I feel that in my own life. There is a different kind of energy when women are in a position of authority that lends itself to that collaborative mentality and spirit.
Absolutely. And I think that’s something that is definitely worth being mindful of, and working towards it, and kind of asking oneself if there is a qualified and highly experienced male candidate in front of me, and highly experienced and qualified female candidate in front of me — but for whatever reason that female candidate has just not been given the break — I think it’s important to ask yourself what drives your decision to hire one over the other. Definitely ask yourself to examine, because what you decide, those decisions have an impact on other people’s trajectories.
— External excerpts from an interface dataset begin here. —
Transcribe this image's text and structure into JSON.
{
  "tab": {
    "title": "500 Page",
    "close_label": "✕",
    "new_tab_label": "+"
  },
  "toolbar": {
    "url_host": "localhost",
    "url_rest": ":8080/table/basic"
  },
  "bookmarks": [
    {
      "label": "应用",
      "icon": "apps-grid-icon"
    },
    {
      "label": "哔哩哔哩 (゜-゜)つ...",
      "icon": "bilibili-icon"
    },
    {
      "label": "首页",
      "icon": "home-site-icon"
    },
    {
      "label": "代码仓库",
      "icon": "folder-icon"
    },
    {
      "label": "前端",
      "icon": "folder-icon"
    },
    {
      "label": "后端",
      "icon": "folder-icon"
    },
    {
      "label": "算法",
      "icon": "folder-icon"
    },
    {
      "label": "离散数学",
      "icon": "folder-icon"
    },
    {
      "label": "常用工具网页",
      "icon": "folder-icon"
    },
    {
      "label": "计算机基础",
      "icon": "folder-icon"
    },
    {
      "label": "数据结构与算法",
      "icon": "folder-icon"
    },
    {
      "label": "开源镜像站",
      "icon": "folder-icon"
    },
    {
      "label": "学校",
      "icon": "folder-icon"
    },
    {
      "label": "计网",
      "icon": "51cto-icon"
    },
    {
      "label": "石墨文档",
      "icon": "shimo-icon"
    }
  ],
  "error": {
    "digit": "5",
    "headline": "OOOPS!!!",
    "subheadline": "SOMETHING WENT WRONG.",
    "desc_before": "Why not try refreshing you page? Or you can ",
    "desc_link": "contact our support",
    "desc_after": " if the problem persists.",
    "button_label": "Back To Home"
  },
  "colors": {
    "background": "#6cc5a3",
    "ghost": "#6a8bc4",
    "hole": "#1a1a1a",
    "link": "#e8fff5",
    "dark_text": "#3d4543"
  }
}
I wanted to kick back to what you said about budgets. Your features have been paced out over a good chunk of time, and as such you have been present in the industry for a lot of changes in the film scene, particularly independent films. We’ve seen the decline of the mid-budget indie and the rise of the Duplass-style “available materials” school of filmmaking. There are also so many more distribution platforms to market movies on. You’ve gotten to make some cool, weird stuff with a broad range of budgets, like Aeon Flux and Jennifer’s Body. But do you find now that there is a greater receptiveness for weird stuff with niche platforms available for distribution?
I want to say yes. I want to say there are now more opportunities to see a lot of different kinds of work in both film and TV, but in terms of feature money, I think it remains extremely difficult to make unusual work. I think you really have to be very clear about what ways you are departing from what is familiar, and in what ways you are sort of living within familiar tropes or comforting story lines or situations. I think it’s important to know where you stand, because to me, the money it takes to make most movies — even some of the smaller, presumably kind of collaborative endeavors — I just find it takes a long time to get that money together.
I wanted to ask you, too, about something I’ve been presenting other filmmakers with lately. When I talk to people about horror films I find I either get the response of, “Oh yeah, I’m into it!” Or they say, “Not really. I don’t really like that slasher or torture stuff.” Horror is misunderstood, so how does someone like you, who is an auteur within this genre, convince potential viewers about the genre’s possibilities?
All I have to do is be engaged with the world we live in right now to feel like there’s plenty of literal, real-world horror out there. And we need to figure out ways to interpret that information, and sometimes we need movies that feel more like fables or fairy tales or campfire stories, and those help guide us towards interpreting the reality that we live in. So the genre of horror is really just a way to manage much larger, much more terrifying realities in our daily worlds. And I think it’s worth it to look for the examples of horror outside of the most [prominent ones] — if slasher isn’t your thing, then look for other forms of it, because it’s everywhere. And there’s some really interesting examples of truthful storytelling that come from a very broad and varied genre.